“Better luck next time, Odinson,” Darcy Lewis gloated, coming up beside him as they hung up their weapons. “Maybe next year you should join my team.”

“Is that so, darling? So you won’t have a problem assuming your rightful place under me?”

Darcy snorted and punched him as she walked off.

Everyone made their way towards a gazebo, which had been transformed into a make-shift restaurant, making a beeline for the bar nestled in one corner of the room. Above all the talking, Loki heard clanging and feint cheers coming from just outside the tent. Clutching his drink, he made his way to see what the fuss was about.

The clanging was the sound of pellets hitting metal plates. Twenty feet away, almost leading into the leafage, stood a simple wooden pedestal and bench. Behind it, alongside the field marshal, stood Jane, one of the firm’s paralegals, holding a sizeable rifle. Not that the weapon itself was unusually big – Loki would have hoisted it easily – but it looked monster being cradled by such a small frame.
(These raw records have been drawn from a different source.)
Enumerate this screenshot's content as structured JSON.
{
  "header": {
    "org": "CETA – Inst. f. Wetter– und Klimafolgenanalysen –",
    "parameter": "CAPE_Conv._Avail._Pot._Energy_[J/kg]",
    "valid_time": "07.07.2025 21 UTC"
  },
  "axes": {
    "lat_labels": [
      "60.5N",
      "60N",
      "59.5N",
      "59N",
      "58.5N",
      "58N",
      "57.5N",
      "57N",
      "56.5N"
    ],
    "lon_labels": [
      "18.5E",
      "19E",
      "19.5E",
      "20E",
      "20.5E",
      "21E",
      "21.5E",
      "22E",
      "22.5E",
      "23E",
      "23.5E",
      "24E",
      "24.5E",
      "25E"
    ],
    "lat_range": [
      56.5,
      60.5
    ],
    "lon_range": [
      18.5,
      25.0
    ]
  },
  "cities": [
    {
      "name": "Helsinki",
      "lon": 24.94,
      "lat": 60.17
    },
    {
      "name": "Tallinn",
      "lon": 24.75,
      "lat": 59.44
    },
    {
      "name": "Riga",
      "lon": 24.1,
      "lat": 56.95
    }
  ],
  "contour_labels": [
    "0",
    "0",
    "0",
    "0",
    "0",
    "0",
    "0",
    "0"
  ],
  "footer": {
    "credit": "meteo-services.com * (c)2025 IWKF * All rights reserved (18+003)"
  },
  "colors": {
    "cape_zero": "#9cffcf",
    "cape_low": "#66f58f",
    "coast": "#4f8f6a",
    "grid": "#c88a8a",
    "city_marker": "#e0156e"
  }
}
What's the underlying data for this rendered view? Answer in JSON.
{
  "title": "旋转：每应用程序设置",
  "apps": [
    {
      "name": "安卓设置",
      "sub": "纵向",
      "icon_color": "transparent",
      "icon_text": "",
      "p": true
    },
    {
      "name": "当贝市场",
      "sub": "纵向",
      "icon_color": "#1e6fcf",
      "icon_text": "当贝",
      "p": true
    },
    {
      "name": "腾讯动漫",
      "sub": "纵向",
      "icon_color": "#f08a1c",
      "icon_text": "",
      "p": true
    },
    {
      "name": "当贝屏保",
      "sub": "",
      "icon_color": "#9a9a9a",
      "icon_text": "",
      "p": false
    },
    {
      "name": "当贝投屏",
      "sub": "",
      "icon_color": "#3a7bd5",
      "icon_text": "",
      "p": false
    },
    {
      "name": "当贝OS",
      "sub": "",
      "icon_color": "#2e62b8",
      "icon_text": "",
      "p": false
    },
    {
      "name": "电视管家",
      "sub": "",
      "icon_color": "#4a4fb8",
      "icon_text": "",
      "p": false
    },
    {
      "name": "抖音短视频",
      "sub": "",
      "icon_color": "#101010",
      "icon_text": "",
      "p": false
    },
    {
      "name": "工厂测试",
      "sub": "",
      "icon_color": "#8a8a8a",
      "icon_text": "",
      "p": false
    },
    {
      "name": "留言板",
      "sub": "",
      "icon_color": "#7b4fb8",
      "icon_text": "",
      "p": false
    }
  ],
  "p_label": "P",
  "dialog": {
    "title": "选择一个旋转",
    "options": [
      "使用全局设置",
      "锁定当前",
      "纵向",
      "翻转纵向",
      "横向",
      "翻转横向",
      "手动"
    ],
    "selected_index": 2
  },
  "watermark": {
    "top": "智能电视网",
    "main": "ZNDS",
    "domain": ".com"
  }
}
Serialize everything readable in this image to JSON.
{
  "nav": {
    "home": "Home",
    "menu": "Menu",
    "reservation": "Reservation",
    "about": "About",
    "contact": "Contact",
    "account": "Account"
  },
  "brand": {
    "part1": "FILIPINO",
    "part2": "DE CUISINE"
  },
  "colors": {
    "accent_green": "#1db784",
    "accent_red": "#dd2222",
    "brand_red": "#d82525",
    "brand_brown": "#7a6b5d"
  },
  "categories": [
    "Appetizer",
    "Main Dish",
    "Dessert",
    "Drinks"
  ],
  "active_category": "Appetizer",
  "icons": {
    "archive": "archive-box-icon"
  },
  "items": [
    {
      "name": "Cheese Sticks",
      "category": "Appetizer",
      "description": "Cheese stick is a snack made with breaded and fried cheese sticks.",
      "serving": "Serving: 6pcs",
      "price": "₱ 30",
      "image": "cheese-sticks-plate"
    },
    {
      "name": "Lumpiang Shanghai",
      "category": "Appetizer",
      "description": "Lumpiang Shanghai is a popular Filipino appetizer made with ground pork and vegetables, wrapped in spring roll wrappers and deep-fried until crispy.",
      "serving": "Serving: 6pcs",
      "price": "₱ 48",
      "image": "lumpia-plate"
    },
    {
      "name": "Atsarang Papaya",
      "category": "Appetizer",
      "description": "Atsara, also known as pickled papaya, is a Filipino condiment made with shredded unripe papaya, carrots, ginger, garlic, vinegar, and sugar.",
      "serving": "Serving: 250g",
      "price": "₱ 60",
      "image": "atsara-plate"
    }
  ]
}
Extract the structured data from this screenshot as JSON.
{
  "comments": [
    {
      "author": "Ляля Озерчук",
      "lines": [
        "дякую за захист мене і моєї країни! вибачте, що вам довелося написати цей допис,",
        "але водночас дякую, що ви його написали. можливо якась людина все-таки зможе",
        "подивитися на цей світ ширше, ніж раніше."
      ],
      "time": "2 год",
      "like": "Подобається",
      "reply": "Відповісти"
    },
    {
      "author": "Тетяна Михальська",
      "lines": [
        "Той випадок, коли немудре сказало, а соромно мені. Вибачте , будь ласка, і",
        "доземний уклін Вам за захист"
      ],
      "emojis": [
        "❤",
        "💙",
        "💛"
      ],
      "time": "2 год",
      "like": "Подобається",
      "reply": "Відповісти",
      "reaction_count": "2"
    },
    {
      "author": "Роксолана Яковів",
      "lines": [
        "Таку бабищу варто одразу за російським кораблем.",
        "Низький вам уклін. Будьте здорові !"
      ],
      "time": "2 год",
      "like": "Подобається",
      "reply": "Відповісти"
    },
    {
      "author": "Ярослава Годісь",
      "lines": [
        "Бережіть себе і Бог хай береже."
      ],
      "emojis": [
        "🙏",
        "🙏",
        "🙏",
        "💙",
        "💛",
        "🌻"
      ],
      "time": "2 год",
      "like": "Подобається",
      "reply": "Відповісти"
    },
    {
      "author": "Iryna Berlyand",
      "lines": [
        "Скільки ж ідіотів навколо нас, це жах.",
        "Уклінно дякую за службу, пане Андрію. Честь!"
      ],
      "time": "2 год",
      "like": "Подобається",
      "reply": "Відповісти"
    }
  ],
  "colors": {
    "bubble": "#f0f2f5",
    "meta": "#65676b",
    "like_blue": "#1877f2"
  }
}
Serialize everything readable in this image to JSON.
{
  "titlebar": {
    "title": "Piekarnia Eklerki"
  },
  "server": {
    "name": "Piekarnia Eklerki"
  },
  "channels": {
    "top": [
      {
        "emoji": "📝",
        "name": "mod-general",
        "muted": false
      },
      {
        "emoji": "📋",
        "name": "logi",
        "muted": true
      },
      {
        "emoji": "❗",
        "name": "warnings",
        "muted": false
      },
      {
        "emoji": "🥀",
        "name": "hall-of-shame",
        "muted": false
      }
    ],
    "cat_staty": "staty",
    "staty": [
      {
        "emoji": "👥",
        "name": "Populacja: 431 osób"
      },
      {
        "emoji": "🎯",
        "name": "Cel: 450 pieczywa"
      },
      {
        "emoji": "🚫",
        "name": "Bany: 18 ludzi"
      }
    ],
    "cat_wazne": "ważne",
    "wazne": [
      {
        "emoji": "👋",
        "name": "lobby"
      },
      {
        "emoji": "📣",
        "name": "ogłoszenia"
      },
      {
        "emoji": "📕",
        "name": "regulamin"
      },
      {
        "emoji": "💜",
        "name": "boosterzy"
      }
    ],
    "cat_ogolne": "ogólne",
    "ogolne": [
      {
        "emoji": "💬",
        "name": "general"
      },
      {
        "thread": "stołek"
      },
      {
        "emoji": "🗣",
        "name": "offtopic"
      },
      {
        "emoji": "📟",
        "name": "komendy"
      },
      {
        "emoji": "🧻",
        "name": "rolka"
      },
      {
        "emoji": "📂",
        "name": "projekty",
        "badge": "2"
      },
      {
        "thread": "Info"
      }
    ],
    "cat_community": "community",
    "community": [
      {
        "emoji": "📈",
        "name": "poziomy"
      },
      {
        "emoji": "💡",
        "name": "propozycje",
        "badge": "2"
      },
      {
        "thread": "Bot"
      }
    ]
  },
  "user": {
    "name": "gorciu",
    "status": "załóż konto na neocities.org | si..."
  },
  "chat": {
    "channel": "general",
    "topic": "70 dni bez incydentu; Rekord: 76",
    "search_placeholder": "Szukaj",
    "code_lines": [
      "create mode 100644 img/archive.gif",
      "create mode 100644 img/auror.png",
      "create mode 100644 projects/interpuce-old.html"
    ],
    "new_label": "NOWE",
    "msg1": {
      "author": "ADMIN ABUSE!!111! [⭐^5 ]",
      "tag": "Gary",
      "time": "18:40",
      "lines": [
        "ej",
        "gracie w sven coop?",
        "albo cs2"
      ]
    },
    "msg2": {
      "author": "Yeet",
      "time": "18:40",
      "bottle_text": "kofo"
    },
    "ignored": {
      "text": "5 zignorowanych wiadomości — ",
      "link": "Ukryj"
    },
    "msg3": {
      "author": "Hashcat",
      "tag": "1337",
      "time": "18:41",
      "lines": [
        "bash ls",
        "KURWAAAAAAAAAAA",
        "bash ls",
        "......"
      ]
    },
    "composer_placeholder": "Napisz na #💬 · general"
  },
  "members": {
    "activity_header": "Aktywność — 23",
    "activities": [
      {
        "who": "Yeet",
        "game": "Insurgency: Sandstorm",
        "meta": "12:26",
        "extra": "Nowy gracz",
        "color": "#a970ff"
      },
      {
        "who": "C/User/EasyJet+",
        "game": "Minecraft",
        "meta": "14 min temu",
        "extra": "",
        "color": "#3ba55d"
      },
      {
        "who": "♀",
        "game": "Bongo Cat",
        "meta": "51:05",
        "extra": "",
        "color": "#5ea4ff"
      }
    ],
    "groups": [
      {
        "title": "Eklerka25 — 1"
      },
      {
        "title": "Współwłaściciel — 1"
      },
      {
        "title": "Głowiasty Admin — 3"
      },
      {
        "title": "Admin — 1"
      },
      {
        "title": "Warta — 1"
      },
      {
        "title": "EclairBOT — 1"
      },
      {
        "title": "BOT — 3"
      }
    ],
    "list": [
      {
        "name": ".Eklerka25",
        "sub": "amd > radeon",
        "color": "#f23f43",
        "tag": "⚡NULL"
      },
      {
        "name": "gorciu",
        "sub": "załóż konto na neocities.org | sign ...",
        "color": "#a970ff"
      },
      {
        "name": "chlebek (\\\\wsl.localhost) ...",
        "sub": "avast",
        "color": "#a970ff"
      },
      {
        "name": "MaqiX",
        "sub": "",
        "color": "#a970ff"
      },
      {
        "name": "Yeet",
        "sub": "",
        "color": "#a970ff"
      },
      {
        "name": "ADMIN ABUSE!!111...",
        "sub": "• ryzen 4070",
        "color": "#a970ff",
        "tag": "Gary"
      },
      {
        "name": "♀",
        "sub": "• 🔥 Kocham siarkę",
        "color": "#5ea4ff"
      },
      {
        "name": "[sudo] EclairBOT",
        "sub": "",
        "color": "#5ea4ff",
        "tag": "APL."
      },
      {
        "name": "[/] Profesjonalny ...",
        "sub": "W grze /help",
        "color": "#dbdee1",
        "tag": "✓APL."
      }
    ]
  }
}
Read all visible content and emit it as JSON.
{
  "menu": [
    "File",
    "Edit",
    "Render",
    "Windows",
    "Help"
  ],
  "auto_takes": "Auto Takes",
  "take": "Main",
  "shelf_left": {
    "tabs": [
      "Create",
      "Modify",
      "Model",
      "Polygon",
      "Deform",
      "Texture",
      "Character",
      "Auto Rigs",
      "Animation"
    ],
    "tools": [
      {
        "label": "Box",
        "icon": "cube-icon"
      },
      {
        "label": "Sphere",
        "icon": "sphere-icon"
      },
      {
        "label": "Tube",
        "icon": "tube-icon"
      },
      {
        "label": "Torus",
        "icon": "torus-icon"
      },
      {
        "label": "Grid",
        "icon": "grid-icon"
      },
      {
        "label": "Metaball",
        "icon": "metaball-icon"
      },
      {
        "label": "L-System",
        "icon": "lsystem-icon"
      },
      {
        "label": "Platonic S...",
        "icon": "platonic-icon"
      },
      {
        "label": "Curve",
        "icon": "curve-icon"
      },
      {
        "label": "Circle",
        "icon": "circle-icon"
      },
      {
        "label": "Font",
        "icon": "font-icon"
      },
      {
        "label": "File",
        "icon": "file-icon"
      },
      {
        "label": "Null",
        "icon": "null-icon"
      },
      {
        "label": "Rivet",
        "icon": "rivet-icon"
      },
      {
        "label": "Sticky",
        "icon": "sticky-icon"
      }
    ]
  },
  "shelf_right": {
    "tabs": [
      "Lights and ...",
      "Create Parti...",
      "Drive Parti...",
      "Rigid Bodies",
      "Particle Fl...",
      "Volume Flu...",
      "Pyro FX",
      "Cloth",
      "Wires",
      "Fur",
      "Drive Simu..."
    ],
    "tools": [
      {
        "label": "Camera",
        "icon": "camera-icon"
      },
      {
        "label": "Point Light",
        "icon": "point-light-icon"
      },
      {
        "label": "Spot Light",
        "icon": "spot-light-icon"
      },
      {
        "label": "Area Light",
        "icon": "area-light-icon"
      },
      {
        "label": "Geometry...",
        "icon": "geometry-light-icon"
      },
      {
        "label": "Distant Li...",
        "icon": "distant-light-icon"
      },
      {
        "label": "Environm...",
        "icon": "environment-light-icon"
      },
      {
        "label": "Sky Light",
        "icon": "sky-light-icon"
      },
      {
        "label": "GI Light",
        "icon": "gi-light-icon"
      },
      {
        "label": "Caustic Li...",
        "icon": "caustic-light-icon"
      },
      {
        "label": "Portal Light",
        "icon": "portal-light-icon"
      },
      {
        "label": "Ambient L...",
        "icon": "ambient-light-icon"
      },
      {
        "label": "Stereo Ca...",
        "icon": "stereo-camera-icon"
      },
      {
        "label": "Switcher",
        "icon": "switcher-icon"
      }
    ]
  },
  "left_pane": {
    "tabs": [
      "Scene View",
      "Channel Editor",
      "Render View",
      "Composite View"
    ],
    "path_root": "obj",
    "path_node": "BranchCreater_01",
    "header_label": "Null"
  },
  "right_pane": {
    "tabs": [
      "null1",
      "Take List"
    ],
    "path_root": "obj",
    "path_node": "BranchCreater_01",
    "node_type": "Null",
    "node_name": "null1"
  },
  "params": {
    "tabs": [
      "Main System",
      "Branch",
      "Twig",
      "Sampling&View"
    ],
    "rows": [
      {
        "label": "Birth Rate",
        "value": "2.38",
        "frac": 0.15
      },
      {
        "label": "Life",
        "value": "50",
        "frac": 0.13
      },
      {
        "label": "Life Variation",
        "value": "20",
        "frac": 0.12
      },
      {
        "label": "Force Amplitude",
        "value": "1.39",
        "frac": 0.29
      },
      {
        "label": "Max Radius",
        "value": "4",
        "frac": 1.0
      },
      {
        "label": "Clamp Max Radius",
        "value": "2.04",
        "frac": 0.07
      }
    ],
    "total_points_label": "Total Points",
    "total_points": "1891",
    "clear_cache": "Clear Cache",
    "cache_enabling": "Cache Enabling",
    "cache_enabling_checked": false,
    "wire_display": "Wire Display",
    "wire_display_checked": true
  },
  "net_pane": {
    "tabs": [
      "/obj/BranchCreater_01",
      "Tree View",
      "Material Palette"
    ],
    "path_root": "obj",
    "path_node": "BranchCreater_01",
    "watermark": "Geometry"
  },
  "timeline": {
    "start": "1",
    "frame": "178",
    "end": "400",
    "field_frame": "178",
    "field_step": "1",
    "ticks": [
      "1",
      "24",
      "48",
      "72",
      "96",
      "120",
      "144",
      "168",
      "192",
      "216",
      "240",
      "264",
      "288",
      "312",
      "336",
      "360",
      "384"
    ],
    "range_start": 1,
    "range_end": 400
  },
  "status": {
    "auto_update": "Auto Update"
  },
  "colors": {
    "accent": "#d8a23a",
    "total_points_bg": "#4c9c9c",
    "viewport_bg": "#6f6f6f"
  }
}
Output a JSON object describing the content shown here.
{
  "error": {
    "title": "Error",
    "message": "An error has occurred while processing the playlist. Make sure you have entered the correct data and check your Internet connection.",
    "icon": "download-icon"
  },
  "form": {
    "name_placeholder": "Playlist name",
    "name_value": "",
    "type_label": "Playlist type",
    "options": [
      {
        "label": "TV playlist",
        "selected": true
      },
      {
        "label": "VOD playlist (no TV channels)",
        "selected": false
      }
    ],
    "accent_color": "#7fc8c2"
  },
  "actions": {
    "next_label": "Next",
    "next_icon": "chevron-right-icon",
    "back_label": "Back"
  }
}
The weapon was not what captured Loki’s interest though.

The person holding the rifle was a far cry from the drab, timid creature he worked with. She was great at her job, this Loki knew – she was one of their best (even though she hardly spoke). He didn’t know whether it was the fluorescent lighting in the office, her dark hair or grey and black office attire, but she always looked ghostly. Today, fitted army pants and a white t-shirt replaced the suits, a waist length mahogany braid replaced the austere bun she always wore, and the day’s activity resulted in flushed, sun-kissed cheeks. Legs and shoulders braced, she radiated a quiet kind of danger, cradling the rifle as though she was born with it in her arms.

Loki stood, transfixed, as she loaded and fired, never missing her mark.

“She’s good with that,” Darcy said proudly, coming to stand next to him. “Not what you might expect from office Jane.”

Loki’s gaze travelled down her length, and came to rest at her feet. A smile of recognition dawned on his face, as his eyes rested on her sneakers. A slow ache spread across his belly, and he was certain it wasn’t solely because of the bruise.

Definitely unexpected, Loki thought, not trusting his ability to keep the astonishment (and awe) out of his voice at that moment.

An embarrassed look stole over Jane’s features at the deafening cheer that arose as she hit the final target, two hundred feet away. She handed the weapon back to the marshal and made her way towards the tent.

“That was some show, Foster!” Darcy whooped.

“Jeez Darc, could you be any louder,” she scolded, coming to stand by them and flashing an apologetic look Loki’s way.

“I could. We’re outside,” Darcy sassed.

“Where it echoes.” Loki had finally recovered enough composure to speak.

Darcy flashed him a smirk and walked off towards the bar again.

He looked at Jane and lifted his t-shirt. “I think I know who gave me this,” he drawled, pointing to a spot below his navel.

Jane reddened at the welt she saw there.

“Oh God, I’m really sorry about that!”

Loki laughed. “My ego hurts much worse than that, darlin’.”

“Well, tissue oil will help with the physical bruise. I don’t know about the ego-bruise,” she answered, still flushed with embarrassment and contrition.

Loki regarded her, his eyes darkening with growing desire to unravel the enigma in front of him. “Well, I’ll just have to make sure you’re on my team next time…”